Exercise input:
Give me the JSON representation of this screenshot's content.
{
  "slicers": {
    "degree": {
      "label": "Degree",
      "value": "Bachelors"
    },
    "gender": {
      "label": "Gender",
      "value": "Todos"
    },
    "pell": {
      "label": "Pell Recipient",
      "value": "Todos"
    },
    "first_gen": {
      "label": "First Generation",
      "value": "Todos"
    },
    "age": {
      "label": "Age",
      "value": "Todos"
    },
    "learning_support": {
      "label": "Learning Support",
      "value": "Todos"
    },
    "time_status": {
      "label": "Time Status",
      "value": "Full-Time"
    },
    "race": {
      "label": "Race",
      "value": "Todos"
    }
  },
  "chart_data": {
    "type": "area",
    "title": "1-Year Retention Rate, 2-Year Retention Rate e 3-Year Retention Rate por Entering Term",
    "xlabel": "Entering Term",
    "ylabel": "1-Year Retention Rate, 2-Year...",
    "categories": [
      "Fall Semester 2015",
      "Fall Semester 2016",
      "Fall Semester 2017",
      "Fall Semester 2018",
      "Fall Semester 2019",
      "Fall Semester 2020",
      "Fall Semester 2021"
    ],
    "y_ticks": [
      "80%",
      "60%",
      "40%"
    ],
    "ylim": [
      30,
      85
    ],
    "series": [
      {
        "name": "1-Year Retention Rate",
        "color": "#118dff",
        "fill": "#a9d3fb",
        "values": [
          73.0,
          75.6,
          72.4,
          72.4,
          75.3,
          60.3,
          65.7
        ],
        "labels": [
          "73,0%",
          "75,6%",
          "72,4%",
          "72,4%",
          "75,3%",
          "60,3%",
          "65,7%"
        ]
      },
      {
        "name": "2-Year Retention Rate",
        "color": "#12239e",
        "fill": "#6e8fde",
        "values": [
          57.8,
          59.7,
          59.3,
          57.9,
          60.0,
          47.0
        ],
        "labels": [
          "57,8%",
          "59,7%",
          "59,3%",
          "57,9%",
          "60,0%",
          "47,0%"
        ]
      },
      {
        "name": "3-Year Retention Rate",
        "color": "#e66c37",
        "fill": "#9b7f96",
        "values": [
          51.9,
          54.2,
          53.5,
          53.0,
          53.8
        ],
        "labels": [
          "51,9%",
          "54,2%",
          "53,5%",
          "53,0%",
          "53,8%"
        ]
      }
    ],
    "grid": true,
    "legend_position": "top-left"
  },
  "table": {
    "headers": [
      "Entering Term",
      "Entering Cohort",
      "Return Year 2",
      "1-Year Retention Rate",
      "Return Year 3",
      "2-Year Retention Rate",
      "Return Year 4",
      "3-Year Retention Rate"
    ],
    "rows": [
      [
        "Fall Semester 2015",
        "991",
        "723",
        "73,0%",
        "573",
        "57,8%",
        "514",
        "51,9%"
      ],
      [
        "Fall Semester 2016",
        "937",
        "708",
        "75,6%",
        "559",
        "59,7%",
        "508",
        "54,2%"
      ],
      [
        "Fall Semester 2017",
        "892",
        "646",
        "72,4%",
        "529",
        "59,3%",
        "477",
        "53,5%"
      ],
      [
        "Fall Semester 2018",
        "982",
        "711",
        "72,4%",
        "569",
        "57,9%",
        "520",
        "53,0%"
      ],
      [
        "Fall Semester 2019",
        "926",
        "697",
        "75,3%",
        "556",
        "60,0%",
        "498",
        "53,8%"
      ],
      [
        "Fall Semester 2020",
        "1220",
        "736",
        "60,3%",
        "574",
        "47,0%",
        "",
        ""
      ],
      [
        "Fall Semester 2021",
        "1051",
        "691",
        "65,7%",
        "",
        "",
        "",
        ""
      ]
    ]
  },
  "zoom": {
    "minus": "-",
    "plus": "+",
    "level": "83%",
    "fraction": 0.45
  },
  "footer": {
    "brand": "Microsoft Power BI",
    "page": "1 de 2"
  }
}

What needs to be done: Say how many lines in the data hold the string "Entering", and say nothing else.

Answer for the task: 4